MF: What's happening today?

EB: Today we have our Corporate Organisers Day, it's the first one that we've held since the pandemic. We’ve got event organisers, new and existing agents.

The overall message is to be a delegate for the day; there’s nothing like experiencing a venue first-hand.

Everyone who has come along today enjoyed a breathing workshop, followed by an outdoor treasure hunt, which showcases 700 acres of our event space, and also our meeting spaces.

They have finished off with a Crystal Maze challenge before lunch and entertainment. What they have experienced at lunch is the same as which delegates receive in our meetings.

 

Corporate Organiser Day Breakfast

 

Marc Webster, commercial director, Whittlebury Park and Whittlebury Hall & Spa

MF: What exciting innovations are you looking forward to introducing to your corporate clients for the next 12 months?

MW: One of the initiatives we’re about to roll out in the conference event segment, is our Guestbook for groups. It means corporate organisers of a larger events don’t have to send through endless spreadsheets to the team, which cuts out the back and forth and queries. It can be done online in real time.

We've introduced contactless express check-in and a concierge service on the website, which means people can amend their booking as the event evolves.

We are working on rolling out a contactless room access solution for our meeting spaces across the estate. This will enable the training manager, the conference manager and/or the leader of the meeting, to be able to give access to all of the delegates rather than have to wait for them to congregate in a corridor for the person who's got the master key.

Additionally, we are working on improving navigation tools. We have a 700-acre site, 62 meeting rooms, two floors of 254 bedrooms and more, so some of the delegates can get lost or misdirected. The proximity-based app can help them find out where they are, where they need to get to, and it plots the room. The idea is trying to make that that customer journey better from conception where they get introduced to the website, and then making the booking, through to through to their arrival.

MF: What challenges are you facing now; and what do you think we need in terms of government recognition to be able to overcome those challenges?

MW: I think the key word in our industry is still going to be ‘resource’. For me, it's a thorough and competent understanding of what our industry is about at all levels within the government. I've been in the hospitality industry since the late 80s. I moved into the hotel world in the mid 90s working for the Metropole Hotel Group.
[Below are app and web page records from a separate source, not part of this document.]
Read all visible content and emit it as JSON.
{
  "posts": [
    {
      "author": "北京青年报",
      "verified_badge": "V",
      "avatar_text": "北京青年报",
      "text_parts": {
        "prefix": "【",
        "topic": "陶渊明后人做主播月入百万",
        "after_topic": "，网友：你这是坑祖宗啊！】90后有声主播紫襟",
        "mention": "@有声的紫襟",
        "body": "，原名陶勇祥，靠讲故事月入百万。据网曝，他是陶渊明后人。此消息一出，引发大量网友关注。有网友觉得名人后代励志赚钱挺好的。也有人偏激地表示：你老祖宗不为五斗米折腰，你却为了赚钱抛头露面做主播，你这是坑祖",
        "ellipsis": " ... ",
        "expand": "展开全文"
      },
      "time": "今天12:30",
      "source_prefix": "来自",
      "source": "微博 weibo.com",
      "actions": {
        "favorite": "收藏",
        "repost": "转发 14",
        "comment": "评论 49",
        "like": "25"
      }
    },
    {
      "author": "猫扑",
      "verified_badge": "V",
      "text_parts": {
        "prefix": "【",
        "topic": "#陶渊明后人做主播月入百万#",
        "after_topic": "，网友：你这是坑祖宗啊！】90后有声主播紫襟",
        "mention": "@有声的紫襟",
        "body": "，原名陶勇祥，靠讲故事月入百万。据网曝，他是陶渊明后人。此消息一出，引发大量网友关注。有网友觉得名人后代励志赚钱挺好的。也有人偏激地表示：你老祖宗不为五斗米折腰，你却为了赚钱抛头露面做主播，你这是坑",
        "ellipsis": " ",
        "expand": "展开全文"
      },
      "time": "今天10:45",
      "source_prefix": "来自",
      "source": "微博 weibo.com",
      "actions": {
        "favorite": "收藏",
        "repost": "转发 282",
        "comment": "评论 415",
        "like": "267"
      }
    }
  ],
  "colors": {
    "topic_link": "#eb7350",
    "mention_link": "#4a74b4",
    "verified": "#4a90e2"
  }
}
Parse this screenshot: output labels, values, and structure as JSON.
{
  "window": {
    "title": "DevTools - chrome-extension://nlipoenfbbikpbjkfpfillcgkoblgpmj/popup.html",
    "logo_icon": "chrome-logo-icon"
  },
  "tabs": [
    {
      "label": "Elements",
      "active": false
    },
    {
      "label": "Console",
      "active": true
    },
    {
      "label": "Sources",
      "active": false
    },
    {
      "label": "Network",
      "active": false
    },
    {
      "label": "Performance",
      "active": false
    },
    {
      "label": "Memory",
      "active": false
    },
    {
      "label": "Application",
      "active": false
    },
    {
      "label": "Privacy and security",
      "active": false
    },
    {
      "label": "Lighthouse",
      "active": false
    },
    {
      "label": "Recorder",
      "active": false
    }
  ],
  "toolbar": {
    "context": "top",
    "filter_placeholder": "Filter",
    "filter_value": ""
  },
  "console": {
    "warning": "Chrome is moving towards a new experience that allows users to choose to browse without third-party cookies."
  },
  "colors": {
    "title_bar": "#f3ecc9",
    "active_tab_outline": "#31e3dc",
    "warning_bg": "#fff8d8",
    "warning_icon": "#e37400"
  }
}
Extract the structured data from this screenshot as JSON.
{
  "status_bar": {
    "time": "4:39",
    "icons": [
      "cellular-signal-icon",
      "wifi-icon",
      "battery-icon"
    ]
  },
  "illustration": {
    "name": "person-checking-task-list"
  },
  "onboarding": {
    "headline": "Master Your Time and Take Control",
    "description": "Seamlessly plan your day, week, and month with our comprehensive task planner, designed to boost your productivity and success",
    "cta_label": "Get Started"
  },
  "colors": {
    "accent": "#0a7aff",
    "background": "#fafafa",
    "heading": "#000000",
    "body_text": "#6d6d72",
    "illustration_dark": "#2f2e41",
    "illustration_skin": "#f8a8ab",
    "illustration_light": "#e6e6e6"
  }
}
Even as long ago as then, I was looking at Standardised Industrial Classification (SIC) codes to go into industries to look for new business, and we [events] weren't recognised.

I think we need to be able to position who we are, what we are, accurately and consistently, before we go out to government. Once we actually know what the totality is, is collective worth, we then push that through to government in terms of what we genuinely contribute to the economy.

This will allow us to articulate correctly and get support around resource. It needs to be about bringing talent through. It’s the idea of taking somebody who wants to go into hospitality and starting at grassroots investing in them, making sure they're aware of the various departments and roles within the hotel industry.

It’s not just about going into hotel catering. Originally you went in to become a graduate who worked in front of house, you worked in F&B, you worked in housekeeping. It’s also about bringing marketing, commercial, and financial specialists into the hospitality industry, rather than appointing them from another industry.

The idea is showing the future talent that, actually, you can become a marketer. You can become a sales professional, commercial professional, a finance professional, you don't have to just join hospitality for traditional catering and operational roles such as chef, F&B, or in housekeeping.

Our industry encompasses so many different potential vocations and that's what needs to happen. It needs to be from grassroots up now with a commitment for learning, development and investment to help with retention.